To do. Go through the data and copy every line in which "JSON" appears.

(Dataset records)
· · ·

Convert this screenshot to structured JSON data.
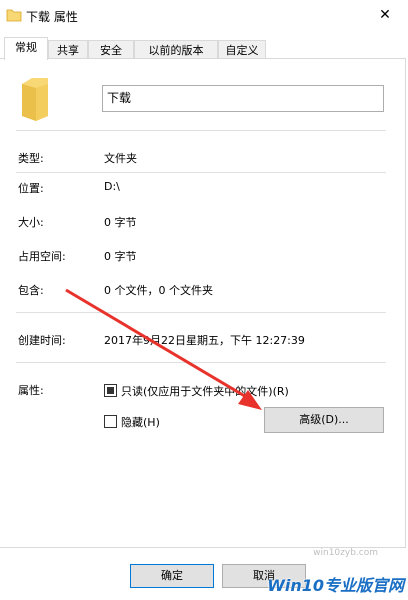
{
  "window": {
    "title": "下载 属性",
    "close_label": "✕"
  },
  "tabs": [
    {
      "label": "常规",
      "active": true
    },
    {
      "label": "共享",
      "active": false
    },
    {
      "label": "安全",
      "active": false
    },
    {
      "label": "以前的版本",
      "active": false
    },
    {
      "label": "自定义",
      "active": false
    }
  ],
  "general": {
    "name_value": "下载",
    "type_label": "类型:",
    "type_value": "文件夹",
    "location_label": "位置:",
    "location_value": "D:\\",
    "size_label": "大小:",
    "size_value": "0 字节",
    "size_on_disk_label": "占用空间:",
    "size_on_disk_value": "0 字节",
    "contains_label": "包含:",
    "contains_value": "0 个文件，0 个文件夹",
    "created_label": "创建时间:",
    "created_value": "2017年9月22日星期五，下午 12:27:39",
    "attributes_label": "属性:",
    "readonly_label": "只读(仅应用于文件夹中的文件)(R)",
    "readonly_checked": true,
    "hidden_label": "隐藏(H)",
    "hidden_checked": false,
    "advanced_button": "高级(D)..."
  },
  "footer": {
    "ok_button": "确定",
    "cancel_button": "取消"
  },
  "watermark": {
    "logo_text": "Win10专业版官网",
    "url": "win10zyb.com"
  },
  "colors": {
    "folder_yellow": "#f8d775",
    "arrow_red": "#e8322c",
    "accent_blue": "#0078d7"
  }
}
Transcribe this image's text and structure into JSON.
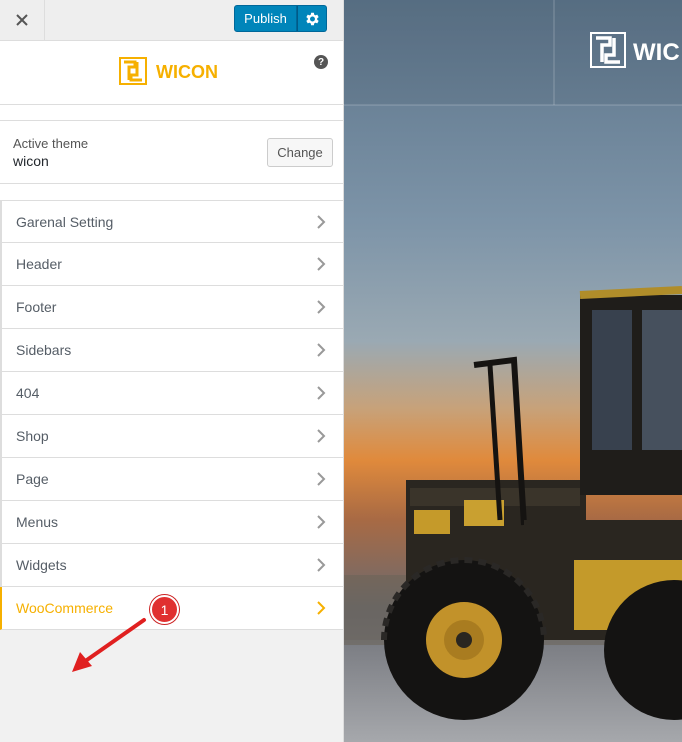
{
  "topbar": {
    "publish_label": "Publish"
  },
  "brand": {
    "name": "WICON",
    "accent": "#F6B000"
  },
  "theme": {
    "label": "Active theme",
    "name": "wicon",
    "change_label": "Change"
  },
  "menu": [
    {
      "label": "Garenal Setting"
    },
    {
      "label": "Header"
    },
    {
      "label": "Footer"
    },
    {
      "label": "Sidebars"
    },
    {
      "label": "404"
    },
    {
      "label": "Shop"
    },
    {
      "label": "Page"
    },
    {
      "label": "Menus"
    },
    {
      "label": "Widgets"
    },
    {
      "label": "WooCommerce"
    }
  ],
  "annotation": {
    "step": "1"
  },
  "preview": {
    "brand": "WIC"
  }
}
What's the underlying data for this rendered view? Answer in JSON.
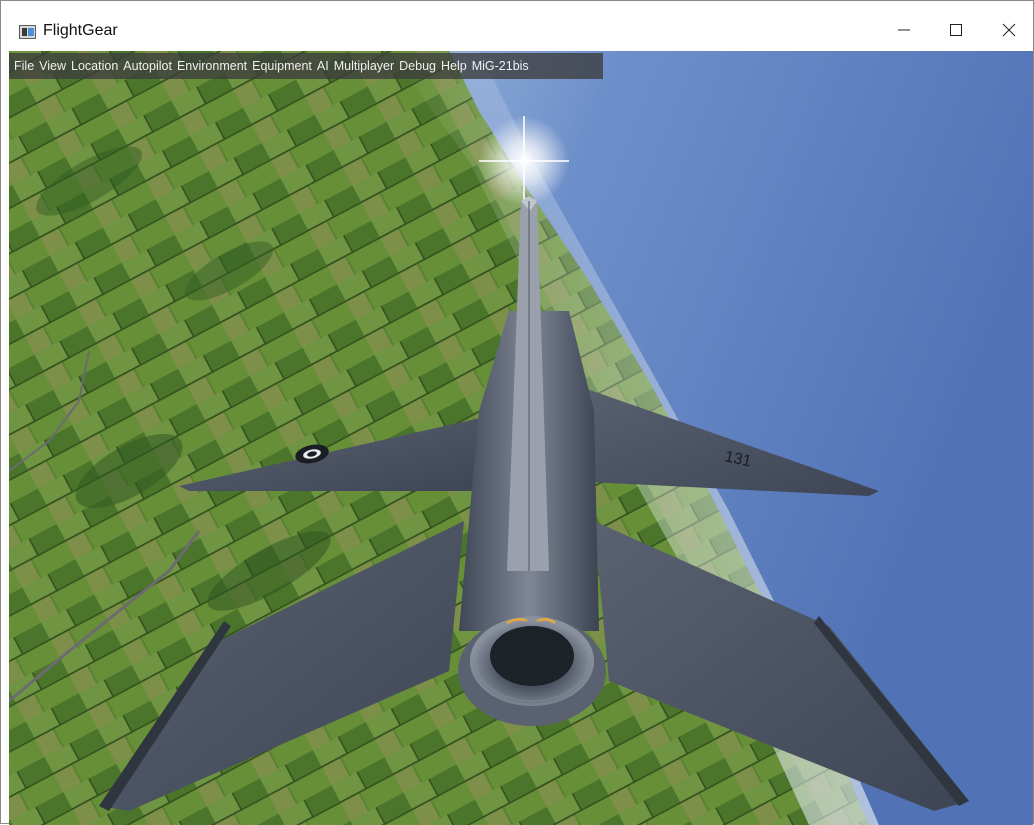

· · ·

The answer.
Convert this screenshot to structured JSON data.
Transcribe this image's text and structure into JSON.
What's the underlying data for this rendered view? Answer in JSON.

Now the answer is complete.